> [Exercise aim]: Search the entries below for the word "icon" and copy every line where it appears.

[Web page and app entries]
********************
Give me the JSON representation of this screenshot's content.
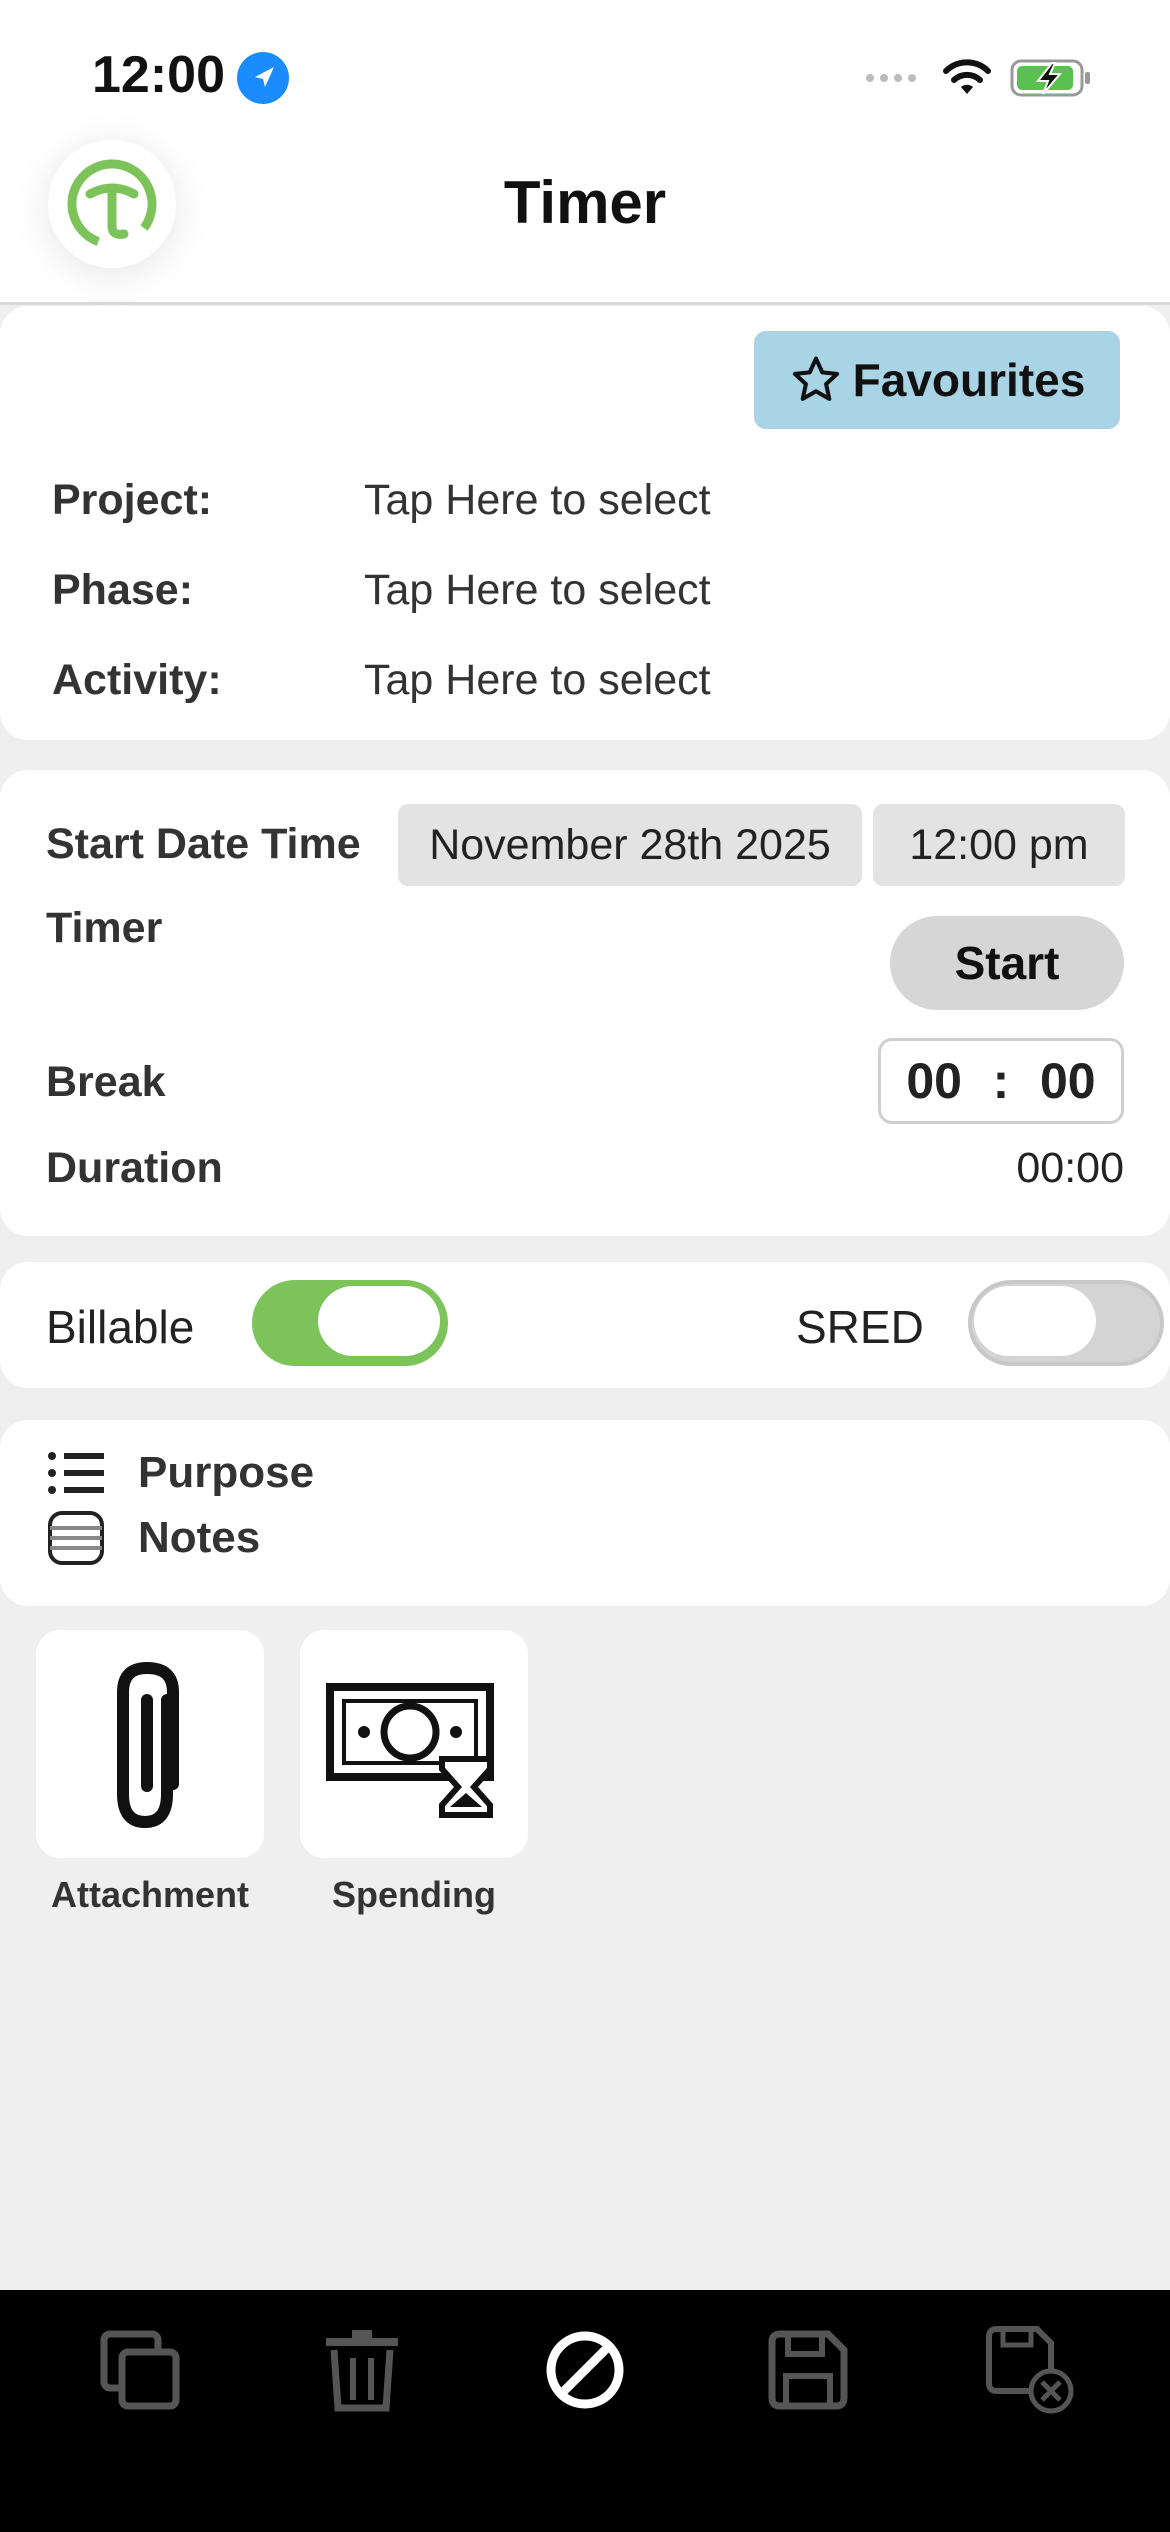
{
  "status_bar": {
    "time": "12:00"
  },
  "header": {
    "title": "Timer"
  },
  "selection": {
    "favourites_label": "Favourites",
    "project_label": "Project:",
    "project_value": "Tap Here to select",
    "phase_label": "Phase:",
    "phase_value": "Tap Here to select",
    "activity_label": "Activity:",
    "activity_value": "Tap Here to select"
  },
  "timing": {
    "start_label": "Start Date Time",
    "start_date": "November 28th 2025",
    "start_time": "12:00 pm",
    "timer_label": "Timer",
    "start_button": "Start",
    "break_label": "Break",
    "break_hours": "00",
    "break_sep": ":",
    "break_minutes": "00",
    "duration_label": "Duration",
    "duration_value": "00:00"
  },
  "flags": {
    "billable_label": "Billable",
    "billable_on": true,
    "sred_label": "SRED",
    "sred_on": false
  },
  "details": {
    "purpose_label": "Purpose",
    "notes_label": "Notes"
  },
  "tiles": [
    {
      "label": "Attachment",
      "icon": "paperclip-icon"
    },
    {
      "label": "Spending",
      "icon": "money-hourglass-icon"
    }
  ],
  "bottom_bar": [
    "copy-icon",
    "trash-icon",
    "cancel-icon",
    "save-icon",
    "discard-save-icon"
  ],
  "colors": {
    "accent_green": "#7cc35a",
    "favourites_bg": "#a9d4e6",
    "location": "#1a8cff"
  }
}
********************
> [Answer box]:
      "icon": "paperclip-icon"
      "icon": "money-hourglass-icon"
    "copy-icon",
    "trash-icon",
    "cancel-icon",
    "save-icon",
    "discard-save-icon"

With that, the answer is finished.